Between holding a hand and chaining a soul,
And you learn that love doesn’t mean leaning
And company doesn’t mean security,
And you begin to learn that kisses aren’t contracts
And presents aren’t promises,
And you begin to accept your defeats
With your head up and your eyes open
With the grace of a woman, not the grief of a child,
And you learn to build all your roads on today,
Because tomorrow’s ground is too uncertain for plans,
And futures have a way of falling down in mid-flight.
After a while you learn
That even sunshine burns if you get too much.
So you plant your own garden and decorate your own soul,
Instead of waiting for someone to bring you flowers.
And you learn that you really can endure…
That you really are strong,
And you really do have worth.
And you learn and learn…
With every goodbye you learn.”
~ Veronica A. Shoffstall
I read this quote yesterday and it really helped me understand that every experience we have, good or bad, is valuable. Sometimes we think that because a relationship ends or doesn’t turn out the way we hoped it would, then it was a waste of time. The value isn’t always evident right away, but in time we find the meaning in each interaction. And once we have meaning, we have everything we need to make sense of the twists and turns in our lives. It’s not easy work, but it’s always worth it.
A co-worker of mine just celebrated his 20th wedding anniversary. After we congratulated him, we asked him if after 20 years he figured out the secret to making something last. His response was simple and powerful: keep laughing, find someone who really gets you, and understand that you will change.

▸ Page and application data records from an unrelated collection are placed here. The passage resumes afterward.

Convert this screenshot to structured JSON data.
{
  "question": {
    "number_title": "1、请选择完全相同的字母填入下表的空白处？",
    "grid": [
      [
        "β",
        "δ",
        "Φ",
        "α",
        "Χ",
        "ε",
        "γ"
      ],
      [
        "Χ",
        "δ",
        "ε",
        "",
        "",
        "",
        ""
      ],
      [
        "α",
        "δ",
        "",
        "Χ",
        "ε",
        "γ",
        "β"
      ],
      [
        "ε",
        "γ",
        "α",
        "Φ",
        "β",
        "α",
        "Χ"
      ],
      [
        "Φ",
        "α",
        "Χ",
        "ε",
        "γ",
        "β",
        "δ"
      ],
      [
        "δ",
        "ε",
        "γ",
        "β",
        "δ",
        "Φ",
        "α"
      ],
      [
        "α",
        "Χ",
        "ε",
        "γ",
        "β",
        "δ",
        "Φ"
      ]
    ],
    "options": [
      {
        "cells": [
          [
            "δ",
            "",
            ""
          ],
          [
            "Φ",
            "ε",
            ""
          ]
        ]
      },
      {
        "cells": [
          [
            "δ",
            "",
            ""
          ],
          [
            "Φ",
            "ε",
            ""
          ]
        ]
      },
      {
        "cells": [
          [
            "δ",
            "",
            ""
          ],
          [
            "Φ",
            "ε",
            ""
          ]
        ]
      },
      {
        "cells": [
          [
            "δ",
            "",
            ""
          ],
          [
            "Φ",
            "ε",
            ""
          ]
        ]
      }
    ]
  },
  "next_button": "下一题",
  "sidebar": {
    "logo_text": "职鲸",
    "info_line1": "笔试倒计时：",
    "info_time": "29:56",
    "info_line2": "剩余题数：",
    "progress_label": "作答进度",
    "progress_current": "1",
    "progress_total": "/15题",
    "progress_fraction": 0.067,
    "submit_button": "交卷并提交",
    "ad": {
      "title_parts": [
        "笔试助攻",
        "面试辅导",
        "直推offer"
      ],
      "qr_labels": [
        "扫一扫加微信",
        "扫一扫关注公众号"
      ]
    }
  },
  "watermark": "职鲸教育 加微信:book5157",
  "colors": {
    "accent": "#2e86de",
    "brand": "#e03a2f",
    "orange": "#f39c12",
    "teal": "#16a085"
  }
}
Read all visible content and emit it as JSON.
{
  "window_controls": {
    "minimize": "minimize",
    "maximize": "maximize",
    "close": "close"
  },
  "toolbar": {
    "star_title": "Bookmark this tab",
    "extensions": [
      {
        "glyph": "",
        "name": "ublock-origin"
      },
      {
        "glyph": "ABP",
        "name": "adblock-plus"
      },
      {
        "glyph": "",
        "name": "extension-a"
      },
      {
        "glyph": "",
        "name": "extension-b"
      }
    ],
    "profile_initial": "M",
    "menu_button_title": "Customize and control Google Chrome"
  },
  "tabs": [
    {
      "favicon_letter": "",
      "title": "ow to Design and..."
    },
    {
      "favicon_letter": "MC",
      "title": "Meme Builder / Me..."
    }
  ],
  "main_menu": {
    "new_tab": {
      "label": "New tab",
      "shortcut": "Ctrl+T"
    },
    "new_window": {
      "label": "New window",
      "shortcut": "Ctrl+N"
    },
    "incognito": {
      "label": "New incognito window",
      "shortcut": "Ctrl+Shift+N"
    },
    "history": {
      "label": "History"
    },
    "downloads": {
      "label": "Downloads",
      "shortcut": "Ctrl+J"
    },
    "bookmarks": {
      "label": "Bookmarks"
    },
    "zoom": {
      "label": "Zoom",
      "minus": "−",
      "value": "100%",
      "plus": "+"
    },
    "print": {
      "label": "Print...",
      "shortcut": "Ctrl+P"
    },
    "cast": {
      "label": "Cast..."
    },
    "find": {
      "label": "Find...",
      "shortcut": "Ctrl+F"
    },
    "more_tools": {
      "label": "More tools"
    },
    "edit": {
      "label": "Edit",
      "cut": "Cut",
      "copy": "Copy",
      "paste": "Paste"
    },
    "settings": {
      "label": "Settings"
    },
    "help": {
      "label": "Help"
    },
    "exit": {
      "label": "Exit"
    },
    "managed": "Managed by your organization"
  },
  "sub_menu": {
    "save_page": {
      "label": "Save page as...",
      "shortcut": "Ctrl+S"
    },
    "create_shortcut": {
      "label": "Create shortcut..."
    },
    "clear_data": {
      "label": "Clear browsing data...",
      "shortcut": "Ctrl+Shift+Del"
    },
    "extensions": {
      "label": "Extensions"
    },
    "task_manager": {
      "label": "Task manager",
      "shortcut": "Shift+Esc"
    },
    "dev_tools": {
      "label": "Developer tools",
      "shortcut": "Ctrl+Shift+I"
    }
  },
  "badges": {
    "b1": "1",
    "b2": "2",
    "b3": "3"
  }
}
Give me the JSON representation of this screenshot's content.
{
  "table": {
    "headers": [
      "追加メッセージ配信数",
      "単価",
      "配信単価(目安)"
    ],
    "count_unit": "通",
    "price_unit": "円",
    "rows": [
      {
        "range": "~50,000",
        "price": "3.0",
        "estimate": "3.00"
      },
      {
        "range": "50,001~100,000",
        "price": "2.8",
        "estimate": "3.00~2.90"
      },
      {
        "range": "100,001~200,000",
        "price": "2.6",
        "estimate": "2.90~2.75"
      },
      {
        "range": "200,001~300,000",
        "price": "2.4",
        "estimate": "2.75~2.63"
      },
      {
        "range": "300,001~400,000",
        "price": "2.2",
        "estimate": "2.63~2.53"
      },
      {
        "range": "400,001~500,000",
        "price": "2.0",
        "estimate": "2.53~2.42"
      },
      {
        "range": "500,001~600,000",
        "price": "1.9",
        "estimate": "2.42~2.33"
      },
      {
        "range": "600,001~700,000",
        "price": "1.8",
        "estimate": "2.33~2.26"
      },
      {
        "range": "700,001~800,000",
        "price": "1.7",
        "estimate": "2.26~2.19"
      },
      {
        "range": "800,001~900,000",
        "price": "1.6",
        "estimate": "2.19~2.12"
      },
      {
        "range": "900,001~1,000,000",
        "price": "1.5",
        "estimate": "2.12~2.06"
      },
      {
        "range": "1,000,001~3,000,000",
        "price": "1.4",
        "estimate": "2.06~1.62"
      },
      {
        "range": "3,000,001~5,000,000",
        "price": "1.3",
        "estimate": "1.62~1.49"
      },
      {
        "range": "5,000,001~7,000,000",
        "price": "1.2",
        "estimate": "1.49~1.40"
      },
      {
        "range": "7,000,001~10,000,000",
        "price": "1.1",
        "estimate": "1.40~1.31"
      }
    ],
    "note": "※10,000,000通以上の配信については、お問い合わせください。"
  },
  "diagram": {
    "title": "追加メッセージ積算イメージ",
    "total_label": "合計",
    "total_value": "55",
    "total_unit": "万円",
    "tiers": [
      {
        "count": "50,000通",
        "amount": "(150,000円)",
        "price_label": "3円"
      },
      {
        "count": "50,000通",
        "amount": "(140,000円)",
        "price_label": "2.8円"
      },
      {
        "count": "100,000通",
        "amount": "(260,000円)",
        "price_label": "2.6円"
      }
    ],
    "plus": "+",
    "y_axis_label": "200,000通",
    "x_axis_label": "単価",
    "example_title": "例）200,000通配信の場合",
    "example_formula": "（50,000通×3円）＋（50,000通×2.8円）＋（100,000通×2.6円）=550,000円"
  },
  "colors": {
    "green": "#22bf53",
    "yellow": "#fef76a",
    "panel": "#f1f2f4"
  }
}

And then he expressed that there’s very little you can do to really control whether a relationship lasts or not. It’s a process of constant questioning and this is the question: as you change, and if you’re alive you will inevitably, eventually change, are you changing together or growing apart?
“To dare is to lose one’s footing momentarily. To not dare is to lose oneself.” ~Soren Kierkegaard
To dare, to try something that may not work, especially if it’s highly unlikely to work, is a brave and powerful act. In the best case scenario, you gain everything you’re hoping to find. In the worst case scenario, you get knocked off-balance for a bit and realize something new and exciting about yourself in the process.
Putting ourselves in the role of student, risking looking like a fool for the sake of learning, is the most daring act there is. We admit we don’t know something. We admit that we don’t know what we don’t know, and then we go on a quest – sometimes a short jaunt and sometimes a long journey – with discovery as the only goal.
Go ahead and dare yourself. Lose yourself. Allow yourself to fall into the experience and emerge from the other side. That’s always a good way to go.
“I know you’re tired but come, this is the way.” ~Rumi
Invention, reinvention, and creation is a difficult, messy process. Change is tiring. Transformation wears us down. I’ve remade my life so many times, in so many places, through so many career paths, that I’ve almost lost count. I create a life, and then either it’s ripped away from me or I toss it away when I realize there’s no way to make it work going forward. And yes, it is tiring. Yes, sometimes I want to give up. Yes, it’s always hard to try again.
Luckily, I just can’t help myself. I like hard work and I have a real aversion to remaining stuck. I don’t wear hopeless or helpless well. I roll up my sleeves and get down in the weeds and make, again and again and again. That tenacity, that ambition, has been my savior all my life. It’s made my life, literally and figuratively. I want what I want, and honestly, nothing else is good enough unless of course, I stumble upon something that was better than what I imagined. And that happens a lot.
Rumi puts it perfectly. Yes, we do get tired but we can’t give in or give up. We have to keep going. Our way is right in front of us, and we are the only ones who can take it. When we feel depleted, we can find strength in others. We can ask for help. We can remind ourselves that on the other side of tired, there is a whole world waiting for us, and it’s exactly what’s meant for us.